Elsewhere in Preciado’s writings, we find the romanticization of the Greek crisis in the most unlikely places: “In the apartment of Marina Fokidis, (the documenta 14’s Head of the Artistic Office in Athens) where the contrast between the heated room and the rest of the house has attracted cockroaches […] Who is the Greek debt keeping warm?”
On maps, the South is typically depicted as both “down” and “under”. The under is evil (at least when it is compared with what is above). God, light, heightened desires and erect penises are all “up”. Beneath, is the underworld.
In the Southern Teachers workshop, the South was not strictly perceived as a geographical location, but it was rather defined as a cultural geography of the Other. More precisely, the workshop considered the location of this Otherness as analogous to the position the South occupies on the map. The Other: the weak, the poor, the oppressed, the naive, the hobo, the underdeveloped, the woman, the homosexual, the trans, the black, etc., finds oneself perpetually underneath. The Southern Teachers workshop invited artists, architects and theorists to make–through diverse individual and/or collective actions such as performances, installations, discussions, etc.–an artistic mapping of the contemporary South. We focused on narratives inspired by the curatorial practices of d14, wherein the South was considered to be a prosperous field for alternative social, financial, and political practices flourishing bottom-up, that can and should be taught to others. But this noble didactic aim begs the question of what is being taught and to which “others”.

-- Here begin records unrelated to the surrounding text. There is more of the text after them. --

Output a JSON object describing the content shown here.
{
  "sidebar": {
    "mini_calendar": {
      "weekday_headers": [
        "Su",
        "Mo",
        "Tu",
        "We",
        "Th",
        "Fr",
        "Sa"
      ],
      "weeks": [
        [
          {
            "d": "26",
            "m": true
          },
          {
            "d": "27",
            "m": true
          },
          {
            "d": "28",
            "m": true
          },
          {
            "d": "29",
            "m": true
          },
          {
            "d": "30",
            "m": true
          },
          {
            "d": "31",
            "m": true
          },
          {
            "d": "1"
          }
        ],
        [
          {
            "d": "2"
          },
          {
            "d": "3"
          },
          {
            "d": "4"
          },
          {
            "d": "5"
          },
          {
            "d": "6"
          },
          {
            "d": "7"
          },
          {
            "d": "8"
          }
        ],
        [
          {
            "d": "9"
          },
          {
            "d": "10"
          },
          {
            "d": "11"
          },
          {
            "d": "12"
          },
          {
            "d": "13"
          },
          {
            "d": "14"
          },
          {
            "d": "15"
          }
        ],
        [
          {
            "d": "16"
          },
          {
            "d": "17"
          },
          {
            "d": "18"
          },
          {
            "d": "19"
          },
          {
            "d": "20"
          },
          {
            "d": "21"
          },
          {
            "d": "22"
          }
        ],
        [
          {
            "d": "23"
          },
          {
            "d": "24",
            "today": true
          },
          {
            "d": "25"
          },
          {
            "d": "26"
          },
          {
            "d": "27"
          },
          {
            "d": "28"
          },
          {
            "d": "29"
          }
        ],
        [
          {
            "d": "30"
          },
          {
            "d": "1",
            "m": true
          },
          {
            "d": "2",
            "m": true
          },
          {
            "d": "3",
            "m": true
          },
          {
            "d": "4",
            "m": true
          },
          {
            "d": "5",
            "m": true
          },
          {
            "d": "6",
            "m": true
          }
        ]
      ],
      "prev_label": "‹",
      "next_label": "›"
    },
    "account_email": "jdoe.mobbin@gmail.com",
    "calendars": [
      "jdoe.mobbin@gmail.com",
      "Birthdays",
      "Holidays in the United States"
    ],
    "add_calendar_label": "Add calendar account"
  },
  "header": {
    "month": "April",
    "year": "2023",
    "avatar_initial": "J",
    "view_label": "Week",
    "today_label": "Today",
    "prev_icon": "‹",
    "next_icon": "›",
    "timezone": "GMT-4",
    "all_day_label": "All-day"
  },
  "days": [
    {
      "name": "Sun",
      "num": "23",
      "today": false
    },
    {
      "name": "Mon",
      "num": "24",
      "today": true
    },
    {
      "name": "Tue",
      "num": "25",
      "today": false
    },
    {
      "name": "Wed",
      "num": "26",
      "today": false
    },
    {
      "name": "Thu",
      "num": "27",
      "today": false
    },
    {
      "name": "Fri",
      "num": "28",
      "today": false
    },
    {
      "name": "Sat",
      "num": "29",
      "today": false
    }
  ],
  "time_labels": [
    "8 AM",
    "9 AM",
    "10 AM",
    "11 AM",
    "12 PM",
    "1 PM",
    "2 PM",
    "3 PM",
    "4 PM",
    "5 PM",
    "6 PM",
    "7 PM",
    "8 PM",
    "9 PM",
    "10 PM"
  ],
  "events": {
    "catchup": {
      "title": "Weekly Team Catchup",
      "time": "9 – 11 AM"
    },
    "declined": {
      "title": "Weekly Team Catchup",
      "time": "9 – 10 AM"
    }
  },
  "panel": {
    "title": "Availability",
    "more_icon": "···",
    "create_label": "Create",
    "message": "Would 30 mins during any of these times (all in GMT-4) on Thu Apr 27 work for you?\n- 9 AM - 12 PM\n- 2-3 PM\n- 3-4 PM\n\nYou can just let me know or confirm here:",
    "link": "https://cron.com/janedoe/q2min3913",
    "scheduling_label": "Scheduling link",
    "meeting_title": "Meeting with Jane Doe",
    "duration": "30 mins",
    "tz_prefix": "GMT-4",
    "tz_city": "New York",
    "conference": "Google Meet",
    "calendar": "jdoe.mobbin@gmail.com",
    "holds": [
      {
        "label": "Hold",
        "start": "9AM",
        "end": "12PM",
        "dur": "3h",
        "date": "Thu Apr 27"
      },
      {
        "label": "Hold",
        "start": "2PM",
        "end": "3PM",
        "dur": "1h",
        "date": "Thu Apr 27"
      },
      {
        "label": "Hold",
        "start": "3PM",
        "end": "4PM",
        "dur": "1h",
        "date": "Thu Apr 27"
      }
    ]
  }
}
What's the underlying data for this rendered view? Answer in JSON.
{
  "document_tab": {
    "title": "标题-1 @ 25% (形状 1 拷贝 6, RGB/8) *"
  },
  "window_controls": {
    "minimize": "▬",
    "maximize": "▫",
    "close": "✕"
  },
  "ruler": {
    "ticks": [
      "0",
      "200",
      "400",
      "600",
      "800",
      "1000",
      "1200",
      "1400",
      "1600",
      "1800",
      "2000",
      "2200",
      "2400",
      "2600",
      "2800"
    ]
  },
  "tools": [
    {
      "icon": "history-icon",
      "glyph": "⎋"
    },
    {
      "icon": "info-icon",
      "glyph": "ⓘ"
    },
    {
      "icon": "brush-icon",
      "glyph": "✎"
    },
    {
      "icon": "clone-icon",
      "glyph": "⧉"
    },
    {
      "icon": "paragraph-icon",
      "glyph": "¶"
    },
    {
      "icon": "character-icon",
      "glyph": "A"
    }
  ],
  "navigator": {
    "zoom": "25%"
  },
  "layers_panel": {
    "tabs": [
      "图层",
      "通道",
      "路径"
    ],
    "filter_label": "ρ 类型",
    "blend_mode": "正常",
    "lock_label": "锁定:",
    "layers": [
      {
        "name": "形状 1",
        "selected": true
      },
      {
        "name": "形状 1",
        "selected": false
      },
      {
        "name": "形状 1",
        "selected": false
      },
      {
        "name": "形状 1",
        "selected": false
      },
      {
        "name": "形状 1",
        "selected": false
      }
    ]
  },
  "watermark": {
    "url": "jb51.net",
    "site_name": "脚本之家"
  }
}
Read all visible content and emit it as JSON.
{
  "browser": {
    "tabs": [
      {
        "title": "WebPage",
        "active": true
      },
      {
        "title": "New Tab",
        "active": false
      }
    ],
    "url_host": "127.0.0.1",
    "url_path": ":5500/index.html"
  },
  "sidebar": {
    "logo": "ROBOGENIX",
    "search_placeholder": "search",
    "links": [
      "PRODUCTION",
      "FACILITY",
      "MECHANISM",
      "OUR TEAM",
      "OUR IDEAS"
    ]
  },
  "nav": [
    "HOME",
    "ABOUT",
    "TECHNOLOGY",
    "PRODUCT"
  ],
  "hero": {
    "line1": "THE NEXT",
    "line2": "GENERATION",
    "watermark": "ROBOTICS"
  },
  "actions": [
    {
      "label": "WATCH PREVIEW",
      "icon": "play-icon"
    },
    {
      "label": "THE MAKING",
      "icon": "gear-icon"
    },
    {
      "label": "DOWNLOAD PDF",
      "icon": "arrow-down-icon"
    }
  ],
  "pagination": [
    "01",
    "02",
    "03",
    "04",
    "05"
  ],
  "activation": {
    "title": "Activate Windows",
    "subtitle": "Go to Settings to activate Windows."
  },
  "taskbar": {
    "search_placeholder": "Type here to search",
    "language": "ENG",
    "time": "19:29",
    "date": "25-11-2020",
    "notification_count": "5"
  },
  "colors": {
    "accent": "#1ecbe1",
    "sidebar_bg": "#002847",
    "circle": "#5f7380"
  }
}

The Southern Teachers took place with the participation of Jarri Castro (art critic and theorist), Αlkisti Efthymiou (museum studies, gender studies), Alexis Fidetzis (visual artist), The Flower Girls (Eleftheria Kotzaki, Christina Spanou, Dimitra Stamatopoulou) (visual artists), Vana Kostayola (visual artist, media theorist, curator), Chrisoula Lionis (visual culture theorist), Iris Lykourioti (architect), Pinar Ogrenci (artist, writer; founder of MARSistanbul), Eliana Otta (visual artist, cultural studies), Lykourgos Porfyris (visual artist), Gian Spina (researcher, writer, visual artist), Kostis Stafylakis (visual artist, art theorist, curator), Adonis Stoantzikis (visual artist), Michailangelos Vlassis-Ziakas (visual artist). The concept and the coordination of the workshop belonged to the artist Panos Sklavenitis.
Panos Sklavenitis was born and brought up in Ulysses’s island, Ithaka. That’s why he knows the Greek sun and the Greek sea very well. When he was little he attended PIKPA primary school, known, amongst other, for offering education to kids with special needs. Until very recently, Sklavenitis didn’t know that PIKPA was such an institution. As with the artists of the Russian avant-garde, Sklavenitis devoted many years to the applied arts as a graphic designer, until he decided that fine arts is also OK. He is interested in masquerade, satire, overidentification and performative methods. He is closely collaborating with anthropologists and archeologists in order to study how subjects operate in the culture industry with other civilized subjects. Sklavenitis is an experienced teacher, as for many years now he makes his living as a drawing teacher. He frequently uses his students in his projects.